While you’re chopping those leaves, breathe deeply: rosemary’s sharp, clean scent can boost your mood, according to research. Previous studies also show that rosemary can enhance memory and boost alertness. “I love using a woody rosemary stalk as a skewer for grilling vegetables,” says Los Angeles – based registered dietitian Sharon Palmer, author of The Plant-Powered Diet.
Use it: Boost the flavor of meat dishes like lamb, chicken and pork, or add it to a mocktail.
Tip: Freeze sprigs of rosemary in ice cubes for a beautiful addition to sparkling water.
Packed with vitamins, minerals and antioxidants, basil is one of the healthiest herbs, says Keyrsten McEwan, a registered holistic nutritionist at Integrative Healing Arts in Vancouver, Canada. Just two tablespoons contain 27 percent of your recommended daily dose of vitamin K, which helps build bones.
Craving a good night’s rest? Eat your pesto. “Basil is a great source of magnesium, which is touted as ‘nature’s relaxant’ because it promotes good sleep, relaxes muscles and aids in stress management,” says McEwan.
Use it: Delicious with most vegetables, especially in tomato-based dishes.
This herb has been used medicinally for thousands of years: ancient Egyptians used it as a painkiller, the Greeks covered their eyes with dill to improve their sleep, and Roman soldiers believed dill helped to heal wounds. Dill is also a “carminative,” meaning it helps to relieve indigestion and intestinal tract spasms.
Use it: Brighten the flavor of lighter dishes like fish, chicken, salad, vegetables and yogurt-based dips or sauces.
“Oregano is a powerful natural antibiotic and anti-inflammatory,” says certified nutritionist Nancy Guberti, who specializes in functional medicine and healthy weight management. “It’s a great source of antioxidants that prevent cellular damage. In fact, it has more antioxidant activity than most fruits and vegetables,” she adds.

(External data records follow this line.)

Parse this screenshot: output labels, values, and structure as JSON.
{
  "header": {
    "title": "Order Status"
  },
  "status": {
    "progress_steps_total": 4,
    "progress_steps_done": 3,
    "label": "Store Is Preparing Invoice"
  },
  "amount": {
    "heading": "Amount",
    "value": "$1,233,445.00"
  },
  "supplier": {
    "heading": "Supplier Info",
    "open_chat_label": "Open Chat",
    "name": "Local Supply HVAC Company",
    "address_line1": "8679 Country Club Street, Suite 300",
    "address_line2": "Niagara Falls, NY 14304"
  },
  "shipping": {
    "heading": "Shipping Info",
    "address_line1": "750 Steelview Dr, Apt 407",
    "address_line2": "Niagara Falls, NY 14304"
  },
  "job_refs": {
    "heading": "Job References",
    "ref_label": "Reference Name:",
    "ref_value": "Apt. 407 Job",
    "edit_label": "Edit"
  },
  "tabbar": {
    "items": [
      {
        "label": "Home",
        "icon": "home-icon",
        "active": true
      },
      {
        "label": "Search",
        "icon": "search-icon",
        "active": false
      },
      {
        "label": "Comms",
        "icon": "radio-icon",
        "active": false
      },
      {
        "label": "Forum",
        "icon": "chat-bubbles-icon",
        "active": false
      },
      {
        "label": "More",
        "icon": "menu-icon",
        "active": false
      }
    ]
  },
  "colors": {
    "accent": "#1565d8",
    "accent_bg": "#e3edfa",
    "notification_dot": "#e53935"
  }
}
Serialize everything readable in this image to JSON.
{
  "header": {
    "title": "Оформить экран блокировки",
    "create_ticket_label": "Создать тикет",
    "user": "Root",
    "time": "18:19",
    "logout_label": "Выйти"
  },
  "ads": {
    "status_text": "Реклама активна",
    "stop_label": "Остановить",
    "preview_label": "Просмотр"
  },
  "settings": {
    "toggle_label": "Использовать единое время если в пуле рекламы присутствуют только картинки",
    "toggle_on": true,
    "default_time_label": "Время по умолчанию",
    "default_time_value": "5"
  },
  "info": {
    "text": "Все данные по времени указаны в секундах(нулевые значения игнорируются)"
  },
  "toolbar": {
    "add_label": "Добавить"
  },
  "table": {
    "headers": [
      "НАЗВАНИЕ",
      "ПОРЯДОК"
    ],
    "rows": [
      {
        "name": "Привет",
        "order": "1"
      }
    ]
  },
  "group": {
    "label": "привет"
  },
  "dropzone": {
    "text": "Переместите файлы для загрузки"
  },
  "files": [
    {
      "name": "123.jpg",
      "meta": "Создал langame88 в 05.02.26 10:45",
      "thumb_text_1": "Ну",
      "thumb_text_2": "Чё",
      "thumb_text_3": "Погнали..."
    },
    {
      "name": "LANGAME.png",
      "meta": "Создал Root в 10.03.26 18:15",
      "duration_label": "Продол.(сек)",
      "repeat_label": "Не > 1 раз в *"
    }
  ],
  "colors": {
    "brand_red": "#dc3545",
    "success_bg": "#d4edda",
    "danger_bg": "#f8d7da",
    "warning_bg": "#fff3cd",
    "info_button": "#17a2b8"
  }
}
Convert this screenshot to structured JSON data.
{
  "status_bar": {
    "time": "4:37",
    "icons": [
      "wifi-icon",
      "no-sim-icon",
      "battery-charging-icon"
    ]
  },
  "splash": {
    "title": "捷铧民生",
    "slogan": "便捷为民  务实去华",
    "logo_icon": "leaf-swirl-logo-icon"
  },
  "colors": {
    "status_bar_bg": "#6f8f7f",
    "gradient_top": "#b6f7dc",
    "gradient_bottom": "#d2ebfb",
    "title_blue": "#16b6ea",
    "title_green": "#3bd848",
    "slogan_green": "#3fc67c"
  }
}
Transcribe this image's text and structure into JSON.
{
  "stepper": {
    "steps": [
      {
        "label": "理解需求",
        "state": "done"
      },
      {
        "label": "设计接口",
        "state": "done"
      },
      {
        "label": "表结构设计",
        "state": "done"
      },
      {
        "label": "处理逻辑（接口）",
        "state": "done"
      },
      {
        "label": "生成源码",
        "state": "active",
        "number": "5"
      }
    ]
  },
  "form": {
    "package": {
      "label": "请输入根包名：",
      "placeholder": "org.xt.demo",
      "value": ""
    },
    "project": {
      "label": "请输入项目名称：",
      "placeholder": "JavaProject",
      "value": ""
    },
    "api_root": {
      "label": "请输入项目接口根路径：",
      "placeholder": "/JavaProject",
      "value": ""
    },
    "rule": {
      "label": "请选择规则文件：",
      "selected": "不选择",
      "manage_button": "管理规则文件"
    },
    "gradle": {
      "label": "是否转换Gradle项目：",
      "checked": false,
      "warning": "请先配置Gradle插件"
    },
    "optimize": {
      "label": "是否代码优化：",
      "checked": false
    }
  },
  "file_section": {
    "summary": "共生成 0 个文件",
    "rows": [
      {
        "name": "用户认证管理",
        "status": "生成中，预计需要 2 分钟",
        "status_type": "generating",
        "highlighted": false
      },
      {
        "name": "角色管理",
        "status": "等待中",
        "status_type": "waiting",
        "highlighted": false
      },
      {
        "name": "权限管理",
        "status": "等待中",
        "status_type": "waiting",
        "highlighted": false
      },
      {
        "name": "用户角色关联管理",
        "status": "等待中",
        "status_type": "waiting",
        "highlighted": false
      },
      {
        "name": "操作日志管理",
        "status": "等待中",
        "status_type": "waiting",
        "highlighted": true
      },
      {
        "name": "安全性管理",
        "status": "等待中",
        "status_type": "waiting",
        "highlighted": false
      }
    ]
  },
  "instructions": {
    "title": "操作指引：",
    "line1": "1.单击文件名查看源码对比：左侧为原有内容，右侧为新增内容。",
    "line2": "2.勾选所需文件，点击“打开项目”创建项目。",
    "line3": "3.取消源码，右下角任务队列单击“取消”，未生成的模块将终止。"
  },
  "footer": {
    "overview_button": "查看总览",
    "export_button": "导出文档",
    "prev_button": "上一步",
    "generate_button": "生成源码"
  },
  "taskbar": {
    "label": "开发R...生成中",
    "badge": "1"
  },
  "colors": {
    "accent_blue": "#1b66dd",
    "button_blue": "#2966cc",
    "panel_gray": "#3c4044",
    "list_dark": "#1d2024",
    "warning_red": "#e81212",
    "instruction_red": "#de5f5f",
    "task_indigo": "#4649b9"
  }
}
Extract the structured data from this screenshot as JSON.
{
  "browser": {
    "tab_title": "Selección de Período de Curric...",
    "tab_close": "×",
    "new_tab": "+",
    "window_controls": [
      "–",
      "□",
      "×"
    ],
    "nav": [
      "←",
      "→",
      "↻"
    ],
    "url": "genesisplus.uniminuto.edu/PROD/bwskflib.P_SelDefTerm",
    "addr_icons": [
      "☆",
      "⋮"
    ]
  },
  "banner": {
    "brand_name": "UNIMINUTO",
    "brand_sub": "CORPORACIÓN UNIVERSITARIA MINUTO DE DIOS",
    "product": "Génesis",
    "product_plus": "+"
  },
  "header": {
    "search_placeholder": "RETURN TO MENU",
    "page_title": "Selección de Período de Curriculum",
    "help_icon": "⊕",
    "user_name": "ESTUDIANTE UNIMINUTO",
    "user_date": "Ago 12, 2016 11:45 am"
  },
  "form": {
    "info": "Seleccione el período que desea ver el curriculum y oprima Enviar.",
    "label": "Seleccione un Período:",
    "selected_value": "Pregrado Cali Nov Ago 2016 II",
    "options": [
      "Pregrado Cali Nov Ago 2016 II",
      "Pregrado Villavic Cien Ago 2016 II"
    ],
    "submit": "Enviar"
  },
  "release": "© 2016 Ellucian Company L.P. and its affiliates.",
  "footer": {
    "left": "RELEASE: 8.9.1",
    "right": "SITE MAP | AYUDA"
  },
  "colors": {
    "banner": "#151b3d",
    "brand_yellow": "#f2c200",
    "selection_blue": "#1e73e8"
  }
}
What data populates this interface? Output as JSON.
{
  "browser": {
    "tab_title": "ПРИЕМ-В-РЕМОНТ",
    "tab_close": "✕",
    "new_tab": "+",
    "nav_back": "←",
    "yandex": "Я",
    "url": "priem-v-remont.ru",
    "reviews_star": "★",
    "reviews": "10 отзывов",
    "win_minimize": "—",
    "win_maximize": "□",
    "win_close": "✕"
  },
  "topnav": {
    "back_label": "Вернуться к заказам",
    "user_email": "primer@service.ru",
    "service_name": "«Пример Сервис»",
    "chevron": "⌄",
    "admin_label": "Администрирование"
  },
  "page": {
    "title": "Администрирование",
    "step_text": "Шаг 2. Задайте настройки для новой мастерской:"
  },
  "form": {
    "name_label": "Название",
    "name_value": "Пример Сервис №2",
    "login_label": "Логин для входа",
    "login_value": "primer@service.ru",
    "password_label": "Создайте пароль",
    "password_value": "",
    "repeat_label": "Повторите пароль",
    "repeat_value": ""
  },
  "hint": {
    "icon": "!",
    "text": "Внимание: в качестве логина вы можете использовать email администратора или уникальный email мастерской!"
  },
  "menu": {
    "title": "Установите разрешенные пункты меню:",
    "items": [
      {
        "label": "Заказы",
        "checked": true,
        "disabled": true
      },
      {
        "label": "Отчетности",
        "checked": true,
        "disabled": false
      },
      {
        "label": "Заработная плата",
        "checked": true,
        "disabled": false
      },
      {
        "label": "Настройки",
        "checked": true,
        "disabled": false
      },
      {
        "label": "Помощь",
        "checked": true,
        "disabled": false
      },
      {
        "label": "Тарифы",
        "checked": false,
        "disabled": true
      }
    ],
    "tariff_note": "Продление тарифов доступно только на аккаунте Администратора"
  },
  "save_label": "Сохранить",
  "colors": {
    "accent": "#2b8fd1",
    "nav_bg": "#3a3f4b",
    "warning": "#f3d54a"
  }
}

What’s more, a study published in the American Journal of Clinical Nutrition showed that oregano added to ground beef during cooking reduced the formation of malondialdehyde, a compound linked to cancer and heart disease.
Use it: Perfect for punching up beef and pasta dishes.
There are two types of tarragon: Russian and French. French tarragon has a stronger, sweeter flavor with a hint of licorice, and is more commonly used for culinary purposes than its bitter cousin. But both varieties are high in vitamins A and C, and can aid digestion.
Use it: Take sauces, marinades and salad dressings to the next level.